[Interface dataset entries]

* * *

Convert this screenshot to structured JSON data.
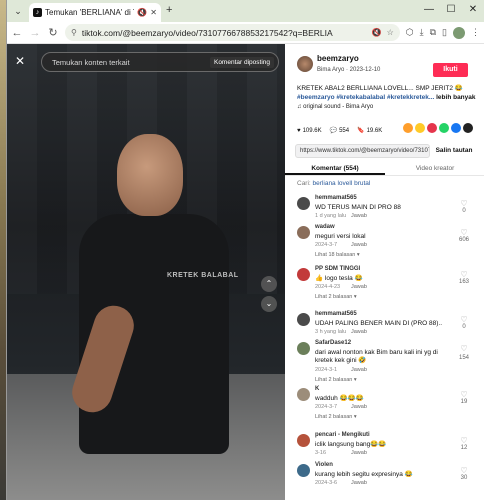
{
  "browser": {
    "tab_title": "Temukan 'BERLIANA' di TikTok",
    "url": "tiktok.com/@beemzaryo/video/7310776678853217542?q=BERLIA"
  },
  "video": {
    "search_placeholder": "Temukan konten terkait",
    "highlight_button": "Komentar diposting",
    "shirt_text": "KRETEK BALABAL"
  },
  "creator": {
    "username": "beemzaryo",
    "subtitle": "Bima Aryo · 2023-12-10",
    "follow_label": "Ikuti",
    "caption": "KRETEK ABAL2 BERLLIANA LOVELL... SMP JERIT2 😂",
    "hashtags": "#beemzaryo #kretekabalabal #kretekkretek...",
    "more_label": "lebih banyak",
    "sound": "♫  original sound - Bima Aryo"
  },
  "stats": {
    "likes": "109.6K",
    "comments": "554",
    "saves": "19.6K"
  },
  "share": {
    "link": "https://www.tiktok.com/@beemzaryo/video/7310777...",
    "copy_label": "Salin tautan",
    "colors": [
      "#fe9e2c",
      "#ffca28",
      "#e5354c",
      "#25d366",
      "#1877f2",
      "#222222"
    ]
  },
  "tabs": {
    "comments": "Komentar (554)",
    "creator": "Video kreator"
  },
  "search_suggest": {
    "prefix": "Cari:",
    "term": "berliana lovell brutal"
  },
  "comments": [
    {
      "user": "hemmamat565",
      "text": "WD TERUS MAIN DI PRO 88",
      "date": "1 d yang lalu",
      "reply": "Jawab",
      "likes": "0",
      "more": "",
      "avatar": "#4a4a4a"
    },
    {
      "user": "wadaw",
      "text": "meguri versi lokal",
      "date": "2024-3-7",
      "reply": "Jawab",
      "likes": "606",
      "more": "Lihat 18 balasan ▾",
      "avatar": "#8a6d5a"
    },
    {
      "user": "PP SDM TINGGI",
      "text": "👍 logo tesla 😂",
      "date": "2024-4-23",
      "reply": "Jawab",
      "likes": "163",
      "more": "Lihat 2 balasan ▾",
      "avatar": "#c23a3a"
    },
    {
      "user": "hemmamat565",
      "text": "UDAH PALING BENER MAIN DI (PRO 88)..",
      "date": "3 h yang lalu",
      "reply": "Jawab",
      "likes": "0",
      "more": "",
      "avatar": "#4a4a4a"
    },
    {
      "user": "SafarDase12",
      "text": "dari awal nonton kak Bim baru kali ini yg di kretek kek gini 🤣",
      "date": "2024-3-1",
      "reply": "Jawab",
      "likes": "154",
      "more": "Lihat 2 balasan ▾",
      "avatar": "#6b7f5a"
    },
    {
      "user": "K",
      "text": "wadduh 😂😂😂",
      "date": "2024-3-7",
      "reply": "Jawab",
      "likes": "19",
      "more": "Lihat 2 balasan ▾",
      "avatar": "#9c8d7a"
    },
    {
      "user": "pencari - Mengikuti",
      "text": "iclik langsung bang😂😂",
      "date": "3-16",
      "reply": "Jawab",
      "likes": "12",
      "more": "",
      "avatar": "#b5523b"
    },
    {
      "user": "Violen",
      "text": "kurang lebih segitu expresinya 😂",
      "date": "2024-3-6",
      "reply": "Jawab",
      "likes": "30",
      "more": "",
      "avatar": "#3d6a8a"
    }
  ]
}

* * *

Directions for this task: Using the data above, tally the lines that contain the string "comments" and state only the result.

Response to the exercise: 3